|Author(s)||Saul Albert, Charlotte Albury, Marc Alexander, Matthew Tobias Harris, Emily Hofstetter, Edward J. B. Holmes, Elizabeth Stokoe|
|Title||The conversational rollercoaster: Conversation analysis and the public science of talk|
|Tag(s)||EMCA, New Scientist Live, conversational rollercoaster, data session, applied conversation analysis, transcription, conversation analysis, Ethnomethodology, public engagement, science exhibits, talkaoke|

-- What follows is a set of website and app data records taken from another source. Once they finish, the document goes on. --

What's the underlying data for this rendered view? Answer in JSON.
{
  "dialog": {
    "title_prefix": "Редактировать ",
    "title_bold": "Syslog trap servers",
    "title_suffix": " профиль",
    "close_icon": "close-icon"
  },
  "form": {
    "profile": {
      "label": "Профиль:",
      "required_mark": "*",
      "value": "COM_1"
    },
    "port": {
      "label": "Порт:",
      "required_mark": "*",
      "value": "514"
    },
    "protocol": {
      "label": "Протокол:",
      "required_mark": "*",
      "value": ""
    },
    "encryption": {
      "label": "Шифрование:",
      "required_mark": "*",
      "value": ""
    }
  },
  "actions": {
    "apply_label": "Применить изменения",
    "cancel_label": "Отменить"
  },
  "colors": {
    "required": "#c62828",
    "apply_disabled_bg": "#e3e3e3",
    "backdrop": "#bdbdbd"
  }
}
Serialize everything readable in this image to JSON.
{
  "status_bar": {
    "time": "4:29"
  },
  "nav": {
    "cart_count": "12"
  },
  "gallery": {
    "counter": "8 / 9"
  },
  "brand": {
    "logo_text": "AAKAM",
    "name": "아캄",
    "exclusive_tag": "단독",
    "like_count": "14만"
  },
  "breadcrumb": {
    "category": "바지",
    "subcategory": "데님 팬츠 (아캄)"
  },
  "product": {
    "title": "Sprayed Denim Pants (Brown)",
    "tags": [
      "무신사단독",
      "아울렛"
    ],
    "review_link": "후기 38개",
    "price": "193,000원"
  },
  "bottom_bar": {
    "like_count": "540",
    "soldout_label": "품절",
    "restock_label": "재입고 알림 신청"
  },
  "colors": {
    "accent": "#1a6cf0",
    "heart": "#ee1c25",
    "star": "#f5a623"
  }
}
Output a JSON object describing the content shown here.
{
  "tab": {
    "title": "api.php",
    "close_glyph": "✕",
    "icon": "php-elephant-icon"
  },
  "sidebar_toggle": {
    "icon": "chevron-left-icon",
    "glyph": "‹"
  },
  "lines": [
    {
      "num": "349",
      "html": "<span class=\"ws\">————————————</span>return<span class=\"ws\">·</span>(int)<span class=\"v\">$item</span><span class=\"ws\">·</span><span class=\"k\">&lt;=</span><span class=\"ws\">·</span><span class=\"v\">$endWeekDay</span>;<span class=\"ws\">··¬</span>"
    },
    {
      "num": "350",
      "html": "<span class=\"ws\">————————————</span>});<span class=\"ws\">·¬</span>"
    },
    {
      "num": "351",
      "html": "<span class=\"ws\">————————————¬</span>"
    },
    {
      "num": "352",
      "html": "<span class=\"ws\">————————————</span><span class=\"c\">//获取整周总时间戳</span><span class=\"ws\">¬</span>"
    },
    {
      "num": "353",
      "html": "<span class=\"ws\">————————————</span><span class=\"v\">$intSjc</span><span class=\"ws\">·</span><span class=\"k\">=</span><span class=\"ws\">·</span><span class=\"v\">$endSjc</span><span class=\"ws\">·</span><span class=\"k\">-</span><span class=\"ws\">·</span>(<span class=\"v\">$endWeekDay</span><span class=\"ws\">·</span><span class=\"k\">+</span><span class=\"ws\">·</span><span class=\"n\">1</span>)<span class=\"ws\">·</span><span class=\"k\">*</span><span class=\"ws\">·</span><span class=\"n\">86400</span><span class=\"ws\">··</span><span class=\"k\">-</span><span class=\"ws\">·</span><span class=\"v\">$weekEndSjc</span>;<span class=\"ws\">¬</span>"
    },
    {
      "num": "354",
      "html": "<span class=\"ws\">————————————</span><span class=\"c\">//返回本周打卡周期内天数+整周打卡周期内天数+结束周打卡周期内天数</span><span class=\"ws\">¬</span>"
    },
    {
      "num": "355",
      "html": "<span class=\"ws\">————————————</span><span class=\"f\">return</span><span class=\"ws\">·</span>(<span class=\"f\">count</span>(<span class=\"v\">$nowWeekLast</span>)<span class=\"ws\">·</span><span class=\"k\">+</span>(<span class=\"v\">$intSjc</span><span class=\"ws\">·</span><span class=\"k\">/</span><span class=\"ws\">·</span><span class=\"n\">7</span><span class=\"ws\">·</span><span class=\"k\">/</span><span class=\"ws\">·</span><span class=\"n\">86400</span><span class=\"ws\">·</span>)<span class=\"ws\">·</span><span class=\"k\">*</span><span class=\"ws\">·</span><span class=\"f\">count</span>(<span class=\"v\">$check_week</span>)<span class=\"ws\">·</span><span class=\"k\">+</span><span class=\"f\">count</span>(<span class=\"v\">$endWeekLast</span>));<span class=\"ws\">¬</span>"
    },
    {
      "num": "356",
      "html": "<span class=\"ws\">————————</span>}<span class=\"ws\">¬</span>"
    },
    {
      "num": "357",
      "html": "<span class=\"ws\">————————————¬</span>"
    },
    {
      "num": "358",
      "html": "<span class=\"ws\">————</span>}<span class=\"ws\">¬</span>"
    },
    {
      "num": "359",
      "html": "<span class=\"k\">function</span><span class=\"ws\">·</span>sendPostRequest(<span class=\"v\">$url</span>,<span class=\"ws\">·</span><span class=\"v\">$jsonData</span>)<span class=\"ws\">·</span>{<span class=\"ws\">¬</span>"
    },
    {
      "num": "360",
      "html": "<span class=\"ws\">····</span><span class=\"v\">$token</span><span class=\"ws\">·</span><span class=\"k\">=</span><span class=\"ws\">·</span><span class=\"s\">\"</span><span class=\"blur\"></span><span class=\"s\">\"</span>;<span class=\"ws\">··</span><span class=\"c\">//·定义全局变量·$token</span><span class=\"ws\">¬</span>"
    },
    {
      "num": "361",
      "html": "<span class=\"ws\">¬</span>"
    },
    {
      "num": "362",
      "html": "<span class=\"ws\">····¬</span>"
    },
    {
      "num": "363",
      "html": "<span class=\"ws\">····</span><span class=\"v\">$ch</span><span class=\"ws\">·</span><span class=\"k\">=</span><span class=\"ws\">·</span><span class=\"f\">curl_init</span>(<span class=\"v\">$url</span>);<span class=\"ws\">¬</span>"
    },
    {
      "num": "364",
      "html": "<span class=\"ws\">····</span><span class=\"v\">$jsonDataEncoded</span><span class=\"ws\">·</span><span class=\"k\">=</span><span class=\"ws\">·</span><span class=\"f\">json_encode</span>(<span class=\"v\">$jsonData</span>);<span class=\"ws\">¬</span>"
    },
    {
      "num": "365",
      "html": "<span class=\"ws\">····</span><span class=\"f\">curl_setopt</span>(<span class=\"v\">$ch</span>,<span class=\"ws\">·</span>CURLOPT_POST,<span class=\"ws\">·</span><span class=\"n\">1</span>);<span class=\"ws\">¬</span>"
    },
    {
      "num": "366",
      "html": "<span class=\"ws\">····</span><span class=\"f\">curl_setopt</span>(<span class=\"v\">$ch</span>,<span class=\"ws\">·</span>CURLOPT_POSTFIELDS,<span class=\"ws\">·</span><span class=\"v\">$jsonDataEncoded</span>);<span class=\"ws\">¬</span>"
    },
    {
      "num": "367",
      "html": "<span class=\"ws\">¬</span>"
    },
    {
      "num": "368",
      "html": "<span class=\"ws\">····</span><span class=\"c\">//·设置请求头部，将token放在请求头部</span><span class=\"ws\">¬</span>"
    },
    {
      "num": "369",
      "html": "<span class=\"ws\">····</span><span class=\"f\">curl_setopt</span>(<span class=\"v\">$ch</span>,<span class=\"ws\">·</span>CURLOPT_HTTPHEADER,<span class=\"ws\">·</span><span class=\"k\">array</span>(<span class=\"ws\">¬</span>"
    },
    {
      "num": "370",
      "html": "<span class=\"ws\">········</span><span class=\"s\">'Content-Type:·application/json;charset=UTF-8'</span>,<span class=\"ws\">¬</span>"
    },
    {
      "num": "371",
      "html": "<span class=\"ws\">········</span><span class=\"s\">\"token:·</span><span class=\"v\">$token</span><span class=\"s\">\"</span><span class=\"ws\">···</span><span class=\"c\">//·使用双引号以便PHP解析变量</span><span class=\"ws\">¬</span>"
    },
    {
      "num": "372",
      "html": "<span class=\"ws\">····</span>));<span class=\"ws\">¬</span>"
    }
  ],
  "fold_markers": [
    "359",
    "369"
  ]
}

How does talk work, and can we engage the public in a dialogue about the scientific study of talk? This article presents a history, critical evaluation and empirical illustration of the public science of talk. We chart the public ethos of conversation analysis that treats talk as an inherently public phenomenon and its transcribed recordings as public data. We examine the inherent contradictions that conversation analysis is simultaneously obscure yet highly cited; it studies an object that people understand intuitively, yet routinely produces counter-intuitive findings about talk. We describe a novel methodology for engaging the public in a science exhibition event and show how our ‘conversational rollercoaster’ used live recording, transcription and public-led analysis to address the challenge of demonstrating how talk can become an informative object of scientific research. We conclude by encouraging researchers not only to engage in a public dialogue but also to find ways to actively engage people in taking a scientific approach to talk as a pervasive, structural feature of their everyday lives.